◆ **WORK TO COMPLETE**: Copy every line of the data that contains the string "недели".

◆ **SUPPLIED RECORDS**:
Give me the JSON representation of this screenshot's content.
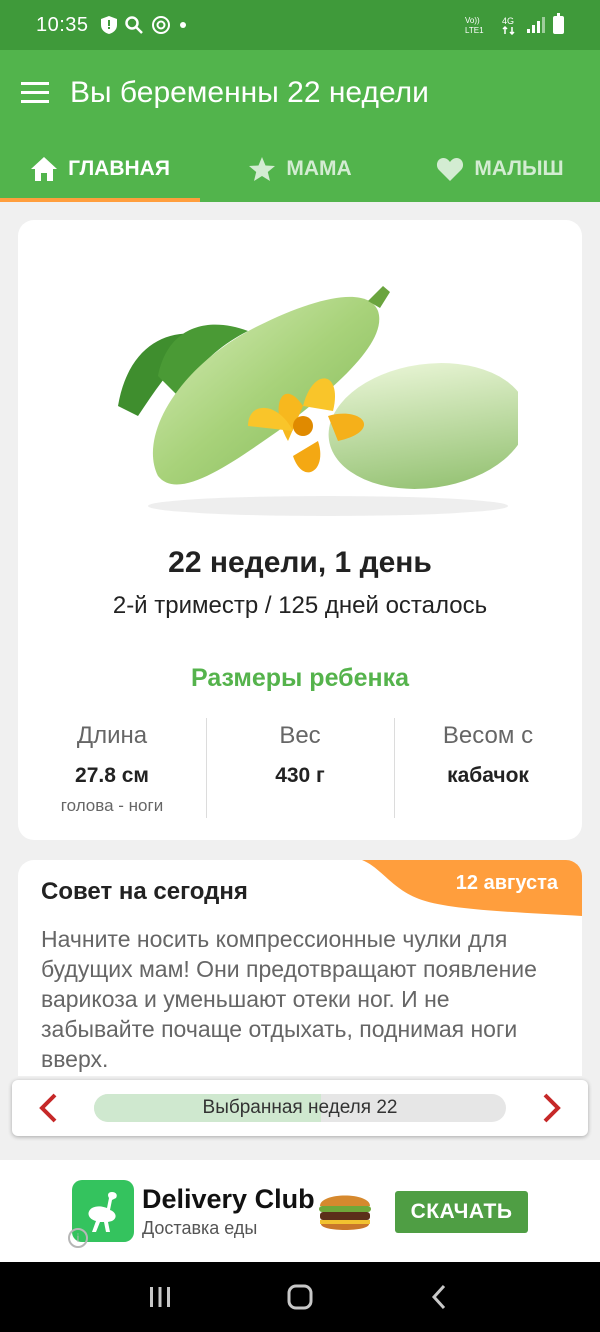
{
  "status_bar": {
    "time": "10:35",
    "network_label": "Vo)) 4G\nLTE1"
  },
  "app_bar": {
    "title": "Вы беременны 22 недели"
  },
  "tabs": [
    {
      "label": "ГЛАВНАЯ",
      "icon": "home-icon",
      "active": true
    },
    {
      "label": "МАМА",
      "icon": "star-icon",
      "active": false
    },
    {
      "label": "МАЛЫШ",
      "icon": "heart-icon",
      "active": false
    }
  ],
  "summary": {
    "image": "zucchini-image",
    "week_day": "22 недели, 1 день",
    "trimester": "2-й триместр / 125 дней осталось",
    "sizes_title": "Размеры ребенка",
    "stats": [
      {
        "label": "Длина",
        "value": "27.8 см",
        "sub": "голова - ноги"
      },
      {
        "label": "Вес",
        "value": "430 г",
        "sub": ""
      },
      {
        "label": "Весом с",
        "value": "кабачок",
        "sub": ""
      }
    ]
  },
  "tip": {
    "title": "Совет на сегодня",
    "date": "12 августа",
    "text": "Начните носить компрессионные чулки для будущих мам! Они предотвращают появление варикоза и уменьшают отеки ног. И не забывайте почаще отдыхать, поднимая ноги вверх."
  },
  "week_nav": {
    "label": "Выбранная неделя 22",
    "progress": 0.55
  },
  "ad": {
    "name": "Delivery Club",
    "subtitle": "Доставка еды",
    "button": "СКАЧАТЬ",
    "info": "i"
  },
  "colors": {
    "status_green": "#3f9a3a",
    "app_green": "#52b44c",
    "accent_orange": "#ff9e3d",
    "nav_red": "#c62828"
  }
}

◆ **PROBLEM SOLUTION**:
    "title": "Вы беременны 22 недели"
    "week_day": "22 недели, 1 день",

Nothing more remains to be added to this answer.